O Lord my God, when I in awesome wonder Consider all the worlds Thy hands have made
I see the stars, I hear the rolling thunder Thy power throughout the universe displayed

Incorporating the spiritual practice of WOW into your life can offer the Holy Spirit more to work with in our lives of faith – when ordinary moments become extraordinary, luminous mystical moments.

Anne Lamott: Feeling a sense of WOW can soften us, The movement of grace from hard to soft, from distracted to awake, from mean to gentle again, is mysterious but essential. While I want to organize it, I realize I can only feel it, and acknowledge that it is here once again. Gorgeous, amazing things come into our lives when we are paying attention. It happens more often when we have as little expectation possible. If you say, that’s pretty much what I though I’d see, you are in trouble. Astonishing material and revelation appear in our lives all the time. Unto us much is given. Sometimes I resist God’s generosity. God just gives. Giving, forgiving, and inviting us back. 

Most of the time we live with a veil shrouding the holy. There is no map that can contain all of God’s majesty and splendor. Sometimes when we do pay attention, and sometimes even when we don’t, the veil is lifted, and we see past the surface to the depth of life. If only for a moment, we receive a glimpse of the truth. That’s why we gather as a people of faith, again and again and again. 

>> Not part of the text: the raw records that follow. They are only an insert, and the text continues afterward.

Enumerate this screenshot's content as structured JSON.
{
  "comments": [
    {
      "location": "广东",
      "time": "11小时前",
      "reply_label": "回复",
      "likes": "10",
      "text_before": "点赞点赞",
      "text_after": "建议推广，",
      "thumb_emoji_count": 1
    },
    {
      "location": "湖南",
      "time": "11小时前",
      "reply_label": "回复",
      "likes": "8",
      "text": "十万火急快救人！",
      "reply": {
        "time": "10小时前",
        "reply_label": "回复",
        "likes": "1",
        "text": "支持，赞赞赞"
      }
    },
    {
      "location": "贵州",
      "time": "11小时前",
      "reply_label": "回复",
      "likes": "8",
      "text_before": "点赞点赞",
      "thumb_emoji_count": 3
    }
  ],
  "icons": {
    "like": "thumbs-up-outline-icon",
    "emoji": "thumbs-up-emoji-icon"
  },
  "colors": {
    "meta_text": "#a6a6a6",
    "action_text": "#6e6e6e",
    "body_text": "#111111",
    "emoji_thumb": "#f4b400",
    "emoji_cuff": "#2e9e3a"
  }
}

Within each of us, at our deepest core, is this holy longing for God to become real to us, for God to touch us, for us to know beyond a shadow of a doubt that God is and that God calls out to us as God called out to Jesus – “This is my Child, the one whom I love.”.  Sometimes what we need more than anything is simply to be awake instead of asleep; open to mystery, rather than certainty for our lives.